Published: Friday, June 23, 2023
Family Medicine

Did you know about 1 out of 100 Americans ages 12 years and older have hyperthyroidism?

What is your thyroid?

The thyroid is a butterfly-shaped, small gland in the neck. It makes hormones, which control the way that the body uses energy and affects nearly every organ in the body.

What is hyperthyroidism?

Hyperthyroidism happens when the thyroid makes too much thyroid hormone. This is also known as an overactive thyroid.

Symptoms of Hyperthyroidism

Hyperthyroidism symptoms can look like other medical conditions or problems. This can make hyperthyroidism hard to diagnose.

Common symptoms include:

  • Fast heartbeat
  • Irregular heartbeat
  • Pounding of the heart
  • Losing weight without trying
  • Increased hunger
  • Tremor, usually in the hands
  • Nervousness, anxiety
  • Sweating
  • Sensitivity to heat
  • Changes in menstrual cycle
  • Changes in bowel patterns
  • Enlarged thyroid gland
  • Muscle weakness
  • Problems sleeping, tiredness
  • Brittle hair

Causes of Hyperthyroidism

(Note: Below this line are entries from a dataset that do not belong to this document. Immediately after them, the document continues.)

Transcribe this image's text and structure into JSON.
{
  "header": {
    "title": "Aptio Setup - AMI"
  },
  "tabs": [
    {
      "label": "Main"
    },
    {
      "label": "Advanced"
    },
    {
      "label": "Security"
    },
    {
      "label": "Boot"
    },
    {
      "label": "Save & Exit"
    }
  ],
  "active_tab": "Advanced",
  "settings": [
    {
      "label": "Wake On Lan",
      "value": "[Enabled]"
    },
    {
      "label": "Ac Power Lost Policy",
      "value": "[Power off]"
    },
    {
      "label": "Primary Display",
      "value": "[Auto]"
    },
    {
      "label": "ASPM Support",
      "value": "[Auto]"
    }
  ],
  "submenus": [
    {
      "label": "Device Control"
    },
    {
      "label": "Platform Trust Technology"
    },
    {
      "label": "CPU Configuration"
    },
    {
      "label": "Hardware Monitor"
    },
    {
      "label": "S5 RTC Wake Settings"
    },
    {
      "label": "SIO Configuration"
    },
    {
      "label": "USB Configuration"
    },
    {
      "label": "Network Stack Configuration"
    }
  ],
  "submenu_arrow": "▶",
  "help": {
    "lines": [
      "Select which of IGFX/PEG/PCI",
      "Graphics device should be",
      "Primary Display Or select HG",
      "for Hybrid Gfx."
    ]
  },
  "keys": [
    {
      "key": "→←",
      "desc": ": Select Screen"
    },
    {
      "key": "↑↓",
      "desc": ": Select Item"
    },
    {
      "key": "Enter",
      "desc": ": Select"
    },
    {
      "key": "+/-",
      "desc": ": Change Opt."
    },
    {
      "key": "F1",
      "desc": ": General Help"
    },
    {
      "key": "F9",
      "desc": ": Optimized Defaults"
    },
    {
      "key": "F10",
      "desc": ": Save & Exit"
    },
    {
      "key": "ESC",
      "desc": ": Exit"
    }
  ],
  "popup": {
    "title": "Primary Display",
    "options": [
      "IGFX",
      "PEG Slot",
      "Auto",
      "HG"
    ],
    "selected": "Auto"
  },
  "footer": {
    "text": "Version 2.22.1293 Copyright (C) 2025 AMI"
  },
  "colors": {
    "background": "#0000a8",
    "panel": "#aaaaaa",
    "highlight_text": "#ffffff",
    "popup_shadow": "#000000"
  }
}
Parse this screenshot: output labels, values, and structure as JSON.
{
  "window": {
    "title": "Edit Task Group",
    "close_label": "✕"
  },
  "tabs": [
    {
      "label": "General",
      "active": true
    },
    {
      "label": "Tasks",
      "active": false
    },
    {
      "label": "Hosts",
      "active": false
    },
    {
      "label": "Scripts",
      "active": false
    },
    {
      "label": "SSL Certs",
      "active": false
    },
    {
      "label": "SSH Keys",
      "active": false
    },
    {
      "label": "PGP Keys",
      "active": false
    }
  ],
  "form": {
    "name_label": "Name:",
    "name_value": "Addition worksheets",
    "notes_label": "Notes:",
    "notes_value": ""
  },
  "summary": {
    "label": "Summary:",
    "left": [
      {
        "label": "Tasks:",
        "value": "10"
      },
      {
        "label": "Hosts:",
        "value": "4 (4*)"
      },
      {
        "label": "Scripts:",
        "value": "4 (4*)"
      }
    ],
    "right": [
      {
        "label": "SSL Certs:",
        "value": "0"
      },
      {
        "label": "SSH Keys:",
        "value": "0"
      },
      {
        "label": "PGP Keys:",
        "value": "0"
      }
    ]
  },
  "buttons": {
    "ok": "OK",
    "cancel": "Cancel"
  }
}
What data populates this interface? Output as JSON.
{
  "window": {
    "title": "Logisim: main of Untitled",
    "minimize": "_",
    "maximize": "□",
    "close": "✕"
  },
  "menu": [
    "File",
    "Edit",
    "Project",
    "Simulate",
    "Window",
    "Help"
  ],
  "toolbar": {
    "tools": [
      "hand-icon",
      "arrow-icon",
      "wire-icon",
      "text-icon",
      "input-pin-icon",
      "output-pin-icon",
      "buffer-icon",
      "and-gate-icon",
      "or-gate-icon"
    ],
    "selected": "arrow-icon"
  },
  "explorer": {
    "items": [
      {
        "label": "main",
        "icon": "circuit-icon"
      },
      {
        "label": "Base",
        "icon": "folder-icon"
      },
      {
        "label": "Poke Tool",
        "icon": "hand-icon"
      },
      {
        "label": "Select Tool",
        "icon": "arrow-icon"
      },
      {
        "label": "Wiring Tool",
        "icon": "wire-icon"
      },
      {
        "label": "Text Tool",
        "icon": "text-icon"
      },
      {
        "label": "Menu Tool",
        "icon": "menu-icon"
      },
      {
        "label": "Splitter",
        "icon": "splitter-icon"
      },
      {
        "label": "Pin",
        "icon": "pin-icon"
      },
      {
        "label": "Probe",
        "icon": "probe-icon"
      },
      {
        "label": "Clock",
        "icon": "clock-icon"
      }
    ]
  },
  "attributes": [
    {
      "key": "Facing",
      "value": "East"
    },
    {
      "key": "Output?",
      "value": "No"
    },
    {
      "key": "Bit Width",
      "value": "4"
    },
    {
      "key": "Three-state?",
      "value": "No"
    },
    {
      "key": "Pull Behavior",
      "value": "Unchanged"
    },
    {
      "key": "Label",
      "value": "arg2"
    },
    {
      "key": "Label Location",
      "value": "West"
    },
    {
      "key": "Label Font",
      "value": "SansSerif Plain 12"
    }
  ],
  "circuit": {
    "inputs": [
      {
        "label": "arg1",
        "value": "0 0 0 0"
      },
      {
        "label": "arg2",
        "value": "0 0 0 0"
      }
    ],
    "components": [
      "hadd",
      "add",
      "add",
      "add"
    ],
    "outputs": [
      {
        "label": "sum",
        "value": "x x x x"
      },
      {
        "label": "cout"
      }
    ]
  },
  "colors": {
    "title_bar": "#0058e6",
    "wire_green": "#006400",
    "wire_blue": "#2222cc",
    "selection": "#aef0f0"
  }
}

Hyperthyroidism has several causes, such as thyroid nodules, Graves’ disease, thyroiditis, too much iodine and too much thyroid medicine.

Graves’ disease is an autoimmune disorder that attacks your thyroid and causes it to make an excess of hormones. Thyroiditis is the inflammation of the thyroid, which causes stored thyroid hormone to leak out of the thyroid gland. Too much iodine can cause your thyroid to make too much of the thyroid hormone. Iodine can be found in cough medicines, seaweed and seaweed-based supplements.

Those at higher risk for hyperthyroidism include women, individuals over the age of 60, individuals who have been pregnant within the past 6 months, individuals who have a family history of thyroid disease, individuals who have had thyroid surgery or a thyroid problem, type 1 diabetics and those who ingest too much iodine.

How is hyperthyroidism treated?

To diagnose hyperthyroidism, doctors typically take a look at medical history, conduct a physical exam or thyroid testing. Overactive thyroids are usually treatable. Hyperthyroidism can be treated with radioactive iodine, beta-blockers, antithyroid drugs and surgery.

Radioactive iodine is used to destroy the cells in the thyroid gland, which reduces the amount of hormones the thyroid gland can produce. Radioactive iodine is ingested by mouth as a capsule or liquid. Antithyroid and beta-blocker drugs can help to reduce hyperthyroid symptoms. Surgery may be the best option if the thyroid is severely swollen, you have several eye problems related to your thyroid or your symptoms reappear after trying other treatments.

Learn More

If you have questions about hyperthyroidism, talk to your primary care doctor today. If you don’t have one, you can book an appointment online at NGPG.